Problem to work on -
Collect all lines from the records below that include the word "DESKTOP".

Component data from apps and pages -
━━━━━━━━━━━━━━━━━━━━

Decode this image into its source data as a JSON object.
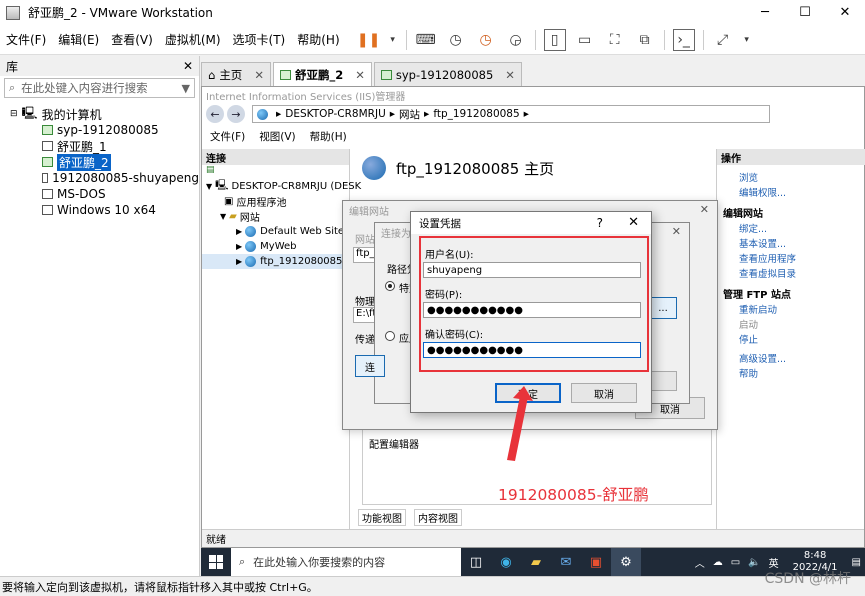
{
  "window": {
    "title": "舒亚鹏_2 - VMware Workstation"
  },
  "vm_menu": [
    "文件(F)",
    "编辑(E)",
    "查看(V)",
    "虚拟机(M)",
    "选项卡(T)",
    "帮助(H)"
  ],
  "library": {
    "title": "库",
    "search_placeholder": "在此处键入内容进行搜索",
    "root": "我的计算机",
    "items": [
      "syp-1912080085",
      "舒亚鹏_1",
      "舒亚鹏_2",
      "1912080085-shuyapeng",
      "MS-DOS",
      "Windows 10 x64"
    ],
    "selected": "舒亚鹏_2"
  },
  "tabs": [
    {
      "label": "主页"
    },
    {
      "label": "舒亚鹏_2"
    },
    {
      "label": "syp-1912080085"
    }
  ],
  "iis": {
    "title": "Internet Information Services (IIS)管理器",
    "address": [
      "DESKTOP-CR8MRJU",
      "网站",
      "ftp_1912080085"
    ],
    "menu": [
      "文件(F)",
      "视图(V)",
      "帮助(H)"
    ],
    "connections_title": "连接",
    "tree": {
      "server": "DESKTOP-CR8MRJU (DESK",
      "app_pools": "应用程序池",
      "sites": "网站",
      "site_list": [
        "Default Web Site",
        "MyWeb",
        "ftp_1912080085"
      ]
    },
    "page_title": "ftp_1912080085 主页",
    "config_editor": "配置编辑器",
    "view_tabs": [
      "功能视图",
      "内容视图"
    ],
    "status": "就绪",
    "actions": {
      "title": "操作",
      "top": [
        "浏览",
        "编辑权限..."
      ],
      "edit_site_group": "编辑网站",
      "edit_site": [
        "绑定...",
        "基本设置...",
        "查看应用程序",
        "查看虚拟目录"
      ],
      "ftp_group": "管理 FTP 站点",
      "ftp": [
        "重新启动",
        "启动",
        "停止"
      ],
      "advanced": "高级设置...",
      "help": "帮助"
    }
  },
  "edit_dialog": {
    "title": "编辑网站",
    "site_label": "网站",
    "site_value": "ftp_1",
    "physical_label": "物理",
    "physical_value": "E:\\ftp",
    "pass_label": "传递",
    "cancel": "取消"
  },
  "connect_dialog": {
    "title": "连接为",
    "path_label": "路径凭",
    "specific": "特定",
    "app": "应用",
    "conn_btn": "连",
    "ellipsis": "..."
  },
  "cred_dialog": {
    "title": "设置凭据",
    "help": "?",
    "username_label": "用户名(U):",
    "username_value": "shuyapeng",
    "password_label": "密码(P):",
    "password_value": "●●●●●●●●●●●",
    "confirm_label": "确认密码(C):",
    "confirm_value": "●●●●●●●●●●●",
    "ok": "确定",
    "cancel": "取消"
  },
  "annotation": "1912080085-舒亚鹏",
  "taskbar": {
    "search_placeholder": "在此处输入你要搜索的内容",
    "ime": "英",
    "time": "8:48",
    "date": "2022/4/1"
  },
  "status_bar": "要将输入定向到该虚拟机，请将鼠标指针移入其中或按 Ctrl+G。",
  "watermark": "CSDN @林杆"
}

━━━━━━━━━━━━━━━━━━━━

Solved exercise -
      "DESKTOP-CR8MRJU",
      "server": "DESKTOP-CR8MRJU (DESK",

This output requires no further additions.